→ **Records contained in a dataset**
__________
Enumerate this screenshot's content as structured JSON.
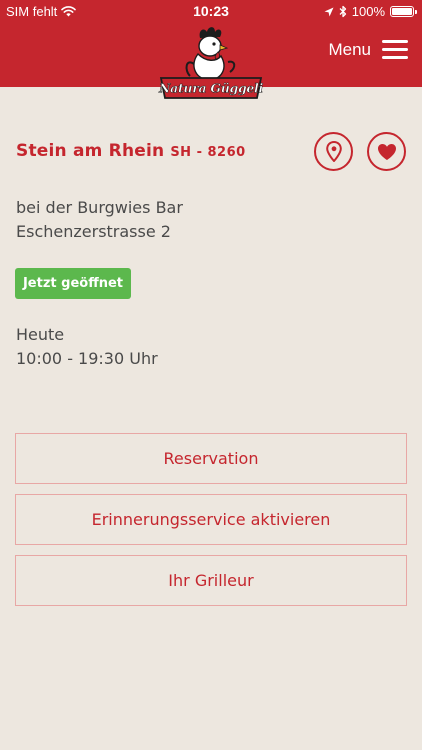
{
  "status_bar": {
    "carrier": "SIM fehlt",
    "time": "10:23",
    "battery": "100%"
  },
  "header": {
    "logo_text": "Natura Güggeli",
    "menu_label": "Menu"
  },
  "location": {
    "name": "Stein am Rhein",
    "postal": "SH - 8260",
    "address_line1": "bei der Burgwies Bar",
    "address_line2": "Eschenzerstrasse 2",
    "status_badge": "Jetzt geöffnet",
    "day_label": "Heute",
    "hours": "10:00 - 19:30 Uhr"
  },
  "actions": {
    "reservation": "Reservation",
    "reminder": "Erinnerungsservice aktivieren",
    "griller": "Ihr Grilleur"
  },
  "colors": {
    "brand_red": "#c5262e",
    "background": "#ede7df",
    "open_green": "#5cb84d",
    "text": "#4a4a4a",
    "button_border": "#e8a7a5"
  },
  "icons": {
    "wifi": "wifi-icon",
    "location_arrow": "location-arrow-icon",
    "bluetooth": "bluetooth-icon",
    "battery": "battery-icon",
    "map_pin": "map-pin-icon",
    "heart": "heart-icon",
    "hamburger": "hamburger-icon"
  }
}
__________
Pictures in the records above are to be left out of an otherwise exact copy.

→ **Solution**
Enumerate this screenshot's content as structured JSON.
{
  "status_bar": {
    "carrier": "SIM fehlt",
    "time": "10:23",
    "battery": "100%"
  },
  "header": {
    "logo_text": "Natura Güggeli",
    "menu_label": "Menu"
  },
  "location": {
    "name": "Stein am Rhein",
    "postal": "SH - 8260",
    "address_line1": "bei der Burgwies Bar",
    "address_line2": "Eschenzerstrasse 2",
    "status_badge": "Jetzt geöffnet",
    "day_label": "Heute",
    "hours": "10:00 - 19:30 Uhr"
  },
  "actions": {
    "reservation": "Reservation",
    "reminder": "Erinnerungsservice aktivieren",
    "griller": "Ihr Grilleur"
  },
  "colors": {
    "brand_red": "#c5262e",
    "background": "#ede7df",
    "open_green": "#5cb84d",
    "text": "#4a4a4a",
    "button_border": "#e8a7a5"
  },
  "icons": {
    "wifi": "wifi-icon",
    "location_arrow": "location-arrow-icon",
    "bluetooth": "bluetooth-icon",
    "battery": "battery-icon",
    "map_pin": "map-pin-icon",
    "heart": "heart-icon",
    "hamburger": "hamburger-icon"
  }
}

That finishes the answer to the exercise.